“What I remember most is not a story about her but the fact that she was an incredible storyteller. She loved to remember things and had a million funny stories,” Landauer said. “She basically acted as our second mother to me and my six brothers and sisters because we all worked at the resort when we were old enough.”
Her personality, sense of humor and story-telling brightened the lives of both hospice patients and their families, Danner remarked.
“She was a spunky, spicy gal,” Danner said. “She liked to have fun and really felt that joking and laughter were a way of life that continued throughout your life. She was someone I knew who could connect with just about anyone, and often she engaged some of the more challenging patients who were maybe really struggling with end-of-life issues. Shirley could be compassionate but also bring light and joy to their lives as well.

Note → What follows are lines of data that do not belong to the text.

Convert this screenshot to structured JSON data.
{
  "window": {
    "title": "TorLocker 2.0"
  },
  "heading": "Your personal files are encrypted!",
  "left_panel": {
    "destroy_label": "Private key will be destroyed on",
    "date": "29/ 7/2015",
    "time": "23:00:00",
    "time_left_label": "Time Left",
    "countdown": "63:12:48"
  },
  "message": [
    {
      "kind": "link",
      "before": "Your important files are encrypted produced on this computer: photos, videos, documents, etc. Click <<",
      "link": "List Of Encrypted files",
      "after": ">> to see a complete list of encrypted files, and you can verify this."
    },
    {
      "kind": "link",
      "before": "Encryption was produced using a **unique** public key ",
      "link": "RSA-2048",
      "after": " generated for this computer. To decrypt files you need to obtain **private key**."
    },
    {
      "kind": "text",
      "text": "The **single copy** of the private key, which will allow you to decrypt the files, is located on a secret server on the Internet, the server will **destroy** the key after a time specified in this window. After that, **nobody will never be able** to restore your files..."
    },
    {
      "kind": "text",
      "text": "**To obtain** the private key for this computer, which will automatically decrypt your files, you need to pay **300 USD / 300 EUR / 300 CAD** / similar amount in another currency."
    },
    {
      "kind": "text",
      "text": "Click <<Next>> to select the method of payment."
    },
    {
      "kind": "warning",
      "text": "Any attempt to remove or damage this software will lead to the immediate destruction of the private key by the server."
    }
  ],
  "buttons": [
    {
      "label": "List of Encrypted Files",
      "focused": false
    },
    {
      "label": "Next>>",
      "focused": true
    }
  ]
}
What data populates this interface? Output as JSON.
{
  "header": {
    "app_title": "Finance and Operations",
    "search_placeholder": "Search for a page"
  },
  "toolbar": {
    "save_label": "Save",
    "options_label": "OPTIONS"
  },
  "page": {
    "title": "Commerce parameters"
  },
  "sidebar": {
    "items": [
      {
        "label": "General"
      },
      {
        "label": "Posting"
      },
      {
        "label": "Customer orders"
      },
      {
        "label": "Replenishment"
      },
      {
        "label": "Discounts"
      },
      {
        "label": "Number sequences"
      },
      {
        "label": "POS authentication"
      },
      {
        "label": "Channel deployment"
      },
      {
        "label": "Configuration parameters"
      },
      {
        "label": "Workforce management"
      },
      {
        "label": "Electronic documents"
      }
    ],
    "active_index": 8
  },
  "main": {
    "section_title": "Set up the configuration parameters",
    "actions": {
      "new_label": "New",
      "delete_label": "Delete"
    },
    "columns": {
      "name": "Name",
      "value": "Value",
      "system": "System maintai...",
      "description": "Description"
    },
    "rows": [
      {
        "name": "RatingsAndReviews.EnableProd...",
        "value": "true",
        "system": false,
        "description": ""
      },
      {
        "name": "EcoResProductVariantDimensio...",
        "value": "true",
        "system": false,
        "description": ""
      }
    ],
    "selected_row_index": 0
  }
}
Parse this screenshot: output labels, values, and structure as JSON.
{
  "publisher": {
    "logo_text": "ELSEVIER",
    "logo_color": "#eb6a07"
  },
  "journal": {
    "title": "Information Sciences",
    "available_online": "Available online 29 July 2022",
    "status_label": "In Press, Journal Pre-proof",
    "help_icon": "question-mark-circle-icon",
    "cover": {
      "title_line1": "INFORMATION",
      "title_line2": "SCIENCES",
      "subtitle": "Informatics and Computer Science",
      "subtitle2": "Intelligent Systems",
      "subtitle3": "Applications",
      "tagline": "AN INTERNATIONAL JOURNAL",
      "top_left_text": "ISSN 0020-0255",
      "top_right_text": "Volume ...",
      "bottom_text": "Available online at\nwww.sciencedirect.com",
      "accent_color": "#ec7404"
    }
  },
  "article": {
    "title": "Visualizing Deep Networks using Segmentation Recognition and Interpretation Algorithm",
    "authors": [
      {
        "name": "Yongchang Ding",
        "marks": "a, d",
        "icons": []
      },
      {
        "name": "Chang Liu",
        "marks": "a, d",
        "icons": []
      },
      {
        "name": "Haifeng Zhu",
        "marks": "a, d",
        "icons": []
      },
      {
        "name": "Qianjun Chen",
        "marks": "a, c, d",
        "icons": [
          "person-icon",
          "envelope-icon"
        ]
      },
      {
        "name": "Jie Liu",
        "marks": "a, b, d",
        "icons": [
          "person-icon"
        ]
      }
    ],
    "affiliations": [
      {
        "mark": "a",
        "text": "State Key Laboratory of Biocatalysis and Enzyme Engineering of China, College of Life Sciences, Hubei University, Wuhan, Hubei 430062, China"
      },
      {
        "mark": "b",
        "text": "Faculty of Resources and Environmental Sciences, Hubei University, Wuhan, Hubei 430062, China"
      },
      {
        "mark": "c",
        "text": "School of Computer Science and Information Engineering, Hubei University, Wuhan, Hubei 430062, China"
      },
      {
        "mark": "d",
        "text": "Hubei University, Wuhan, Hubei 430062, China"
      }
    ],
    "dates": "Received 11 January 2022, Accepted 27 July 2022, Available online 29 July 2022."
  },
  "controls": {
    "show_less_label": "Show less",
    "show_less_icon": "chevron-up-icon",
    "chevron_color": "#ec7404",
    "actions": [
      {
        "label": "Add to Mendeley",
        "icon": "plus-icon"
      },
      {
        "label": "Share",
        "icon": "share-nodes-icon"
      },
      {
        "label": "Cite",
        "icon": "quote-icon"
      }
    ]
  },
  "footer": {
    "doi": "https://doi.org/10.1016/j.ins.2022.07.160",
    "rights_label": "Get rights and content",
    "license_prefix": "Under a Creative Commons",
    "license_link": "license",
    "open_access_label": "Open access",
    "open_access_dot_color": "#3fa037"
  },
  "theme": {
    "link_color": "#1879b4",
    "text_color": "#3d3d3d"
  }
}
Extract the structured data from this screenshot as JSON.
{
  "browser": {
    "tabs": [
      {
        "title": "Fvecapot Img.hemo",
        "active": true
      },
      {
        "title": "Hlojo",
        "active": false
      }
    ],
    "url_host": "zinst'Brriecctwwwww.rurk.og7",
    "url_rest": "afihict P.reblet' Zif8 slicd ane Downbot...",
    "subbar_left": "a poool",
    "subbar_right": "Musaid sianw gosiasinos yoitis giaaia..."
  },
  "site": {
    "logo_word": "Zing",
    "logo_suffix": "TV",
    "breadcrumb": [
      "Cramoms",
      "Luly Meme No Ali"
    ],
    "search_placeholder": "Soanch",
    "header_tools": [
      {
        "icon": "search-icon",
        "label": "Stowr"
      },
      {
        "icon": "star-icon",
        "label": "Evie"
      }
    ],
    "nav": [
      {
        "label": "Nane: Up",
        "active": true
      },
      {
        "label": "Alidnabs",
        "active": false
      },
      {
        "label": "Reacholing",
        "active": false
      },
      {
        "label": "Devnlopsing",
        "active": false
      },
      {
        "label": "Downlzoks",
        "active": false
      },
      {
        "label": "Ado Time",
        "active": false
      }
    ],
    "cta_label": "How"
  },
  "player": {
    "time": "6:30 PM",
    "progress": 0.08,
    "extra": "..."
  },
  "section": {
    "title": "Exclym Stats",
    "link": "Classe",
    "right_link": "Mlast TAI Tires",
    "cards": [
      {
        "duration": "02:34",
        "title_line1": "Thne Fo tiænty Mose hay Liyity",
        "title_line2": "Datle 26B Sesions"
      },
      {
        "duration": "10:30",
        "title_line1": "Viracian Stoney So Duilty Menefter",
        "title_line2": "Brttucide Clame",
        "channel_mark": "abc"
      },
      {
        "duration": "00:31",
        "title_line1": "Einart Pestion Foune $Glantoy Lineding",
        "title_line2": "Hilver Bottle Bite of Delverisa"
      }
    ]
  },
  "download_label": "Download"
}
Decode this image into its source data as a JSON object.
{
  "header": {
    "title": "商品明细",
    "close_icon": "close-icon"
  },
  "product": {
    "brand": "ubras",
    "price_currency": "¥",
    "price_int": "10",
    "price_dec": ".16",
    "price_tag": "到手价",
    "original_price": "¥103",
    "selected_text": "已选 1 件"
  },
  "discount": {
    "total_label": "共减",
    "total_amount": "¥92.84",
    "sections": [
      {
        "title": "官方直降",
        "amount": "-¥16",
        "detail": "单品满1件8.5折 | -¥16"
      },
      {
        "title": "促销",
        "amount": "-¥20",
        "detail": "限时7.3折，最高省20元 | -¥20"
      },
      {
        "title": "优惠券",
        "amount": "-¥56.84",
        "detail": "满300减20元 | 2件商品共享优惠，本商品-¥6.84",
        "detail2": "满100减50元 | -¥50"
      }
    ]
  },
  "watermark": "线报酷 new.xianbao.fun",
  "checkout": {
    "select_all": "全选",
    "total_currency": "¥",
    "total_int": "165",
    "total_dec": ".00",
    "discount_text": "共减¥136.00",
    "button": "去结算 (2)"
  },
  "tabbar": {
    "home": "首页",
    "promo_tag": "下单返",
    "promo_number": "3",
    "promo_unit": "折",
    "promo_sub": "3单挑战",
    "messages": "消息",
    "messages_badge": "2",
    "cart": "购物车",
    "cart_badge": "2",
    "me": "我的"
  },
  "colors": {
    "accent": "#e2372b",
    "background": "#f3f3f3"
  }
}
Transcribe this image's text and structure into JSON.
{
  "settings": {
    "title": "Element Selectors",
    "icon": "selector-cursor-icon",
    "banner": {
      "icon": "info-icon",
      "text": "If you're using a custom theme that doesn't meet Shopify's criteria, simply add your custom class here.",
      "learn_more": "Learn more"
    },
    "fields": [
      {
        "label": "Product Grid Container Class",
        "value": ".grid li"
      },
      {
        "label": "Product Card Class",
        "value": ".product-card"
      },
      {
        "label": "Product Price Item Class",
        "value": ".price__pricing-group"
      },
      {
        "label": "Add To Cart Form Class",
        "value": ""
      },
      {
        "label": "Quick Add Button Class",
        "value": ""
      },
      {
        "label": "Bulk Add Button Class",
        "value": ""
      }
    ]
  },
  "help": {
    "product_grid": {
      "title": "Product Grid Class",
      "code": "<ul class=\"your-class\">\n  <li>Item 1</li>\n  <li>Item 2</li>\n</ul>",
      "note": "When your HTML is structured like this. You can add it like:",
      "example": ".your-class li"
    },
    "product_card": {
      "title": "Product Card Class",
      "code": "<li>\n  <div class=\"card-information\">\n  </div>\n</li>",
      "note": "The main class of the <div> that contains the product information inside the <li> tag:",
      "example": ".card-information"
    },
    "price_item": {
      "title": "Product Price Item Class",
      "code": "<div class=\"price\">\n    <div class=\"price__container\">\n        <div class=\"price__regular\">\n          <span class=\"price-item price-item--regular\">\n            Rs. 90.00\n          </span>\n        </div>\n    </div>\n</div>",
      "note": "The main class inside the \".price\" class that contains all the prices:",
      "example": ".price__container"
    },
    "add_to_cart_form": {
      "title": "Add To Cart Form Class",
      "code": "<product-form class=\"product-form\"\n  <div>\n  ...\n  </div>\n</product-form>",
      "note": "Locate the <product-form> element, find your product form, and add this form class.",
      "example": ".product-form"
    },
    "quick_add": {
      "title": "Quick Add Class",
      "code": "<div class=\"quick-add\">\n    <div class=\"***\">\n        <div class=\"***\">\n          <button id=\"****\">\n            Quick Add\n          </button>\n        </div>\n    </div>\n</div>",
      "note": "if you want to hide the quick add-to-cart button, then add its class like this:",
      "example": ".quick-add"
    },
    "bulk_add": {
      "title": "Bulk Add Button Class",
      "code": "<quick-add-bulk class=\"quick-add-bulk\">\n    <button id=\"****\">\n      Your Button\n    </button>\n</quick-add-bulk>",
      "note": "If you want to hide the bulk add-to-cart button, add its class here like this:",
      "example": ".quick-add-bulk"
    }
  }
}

She was a neat lady.”
And once again, Shirley’s teaching skills made a huge impact on fellow hospice volunteers.
“Early on I tapped her as a resource to help train new volunteers and she would come in and share her passion with them,” Danner said. “She was a great teacher, and she would start by asking everyone to turn to their neighbor and visit for a few minutes. Then she would interrupt them and say, ‘Well, you now have talked to a dying person,’ because so many volunteers say, ‘I don’t know how to talk to someone who’s dying.’ And in Shirley’s view, that’s everybody. None of us know what tomorrow will bring. It was very powerful.”
Until she was physically unable to, Shirley dedicated her time to hospice volunteering.
“She had a hard time accepting the same sort of cares for herself that she would give to anyone. She was fairly selfless in that way,” Landauer said. “She didn’t want things focused around her or things done for her – she always wanted to be giving, and that’s what became hard for her in the end when she didn’t have the strength to do that anymore.”
“It was very, very difficult the day she decided not to volunteer anymore,” Danner said. “Volunteering in general gave purpose to her life and I know that she particularly was close to hospice volunteering. It seemed like the most important thing to do in life was to help other people who are at the end of life.”
For all the lives she’s touched, Shirley Bailey made a difference. She showed others what it is to be humble, to be selfless, to be compassionate – to be “that ultimate neighbor and friend.”
Sarah Hirsch may be reached at firstname.lastname@example.org